Once Hamilton was undercut at the first stop, Red Bull took the race out of Mercedes’ hands, by pre-empting their second stop and pitting early.
Even then it was exceptionally close, but the management of the race by Verstappen was sublime and meant that he had enough tyres left, so that Hamilton couldn’t quite get close enough to launch a proper offensive.
I thought Austin might favour Mercedes, especially given Hamilton’s previous form at the circuit, and Mercedes’ strong pace since the summer break, but the fact that Red Bull could still win, even when Hamilton was driving at his very best, will give them an enormous boost heading to a circuit they’ve always been strong at.
Verstappen was downbeat after Turkey, thinking that Mercedes might be picking up momentum. In one fell swoop he has turned it on its head. He has a 12-point lead – the most either driver has had since Silverstone, and the next race is Mexico, which has usually been an Achilles' heel for Mercedes, and on top of all of that Hamilton has the probability of another engine penalty hanging over him.
With a perfect drive, Verstappen has just cemented himself as favourite once more, and if he were to go on and win the title this year, a race like Austin might be looked back on as a champion's drive.

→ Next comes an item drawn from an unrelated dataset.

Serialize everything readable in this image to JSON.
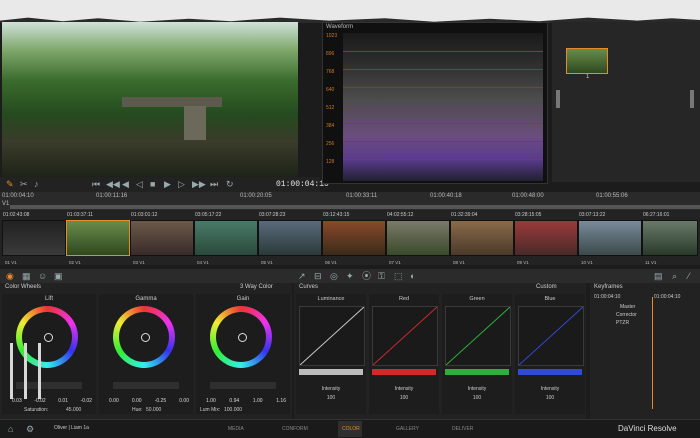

Even with the momentum though there is no let-up. With the championship as it has been this year, I’m sure there will be even more twists and turns before Abu Dhabi.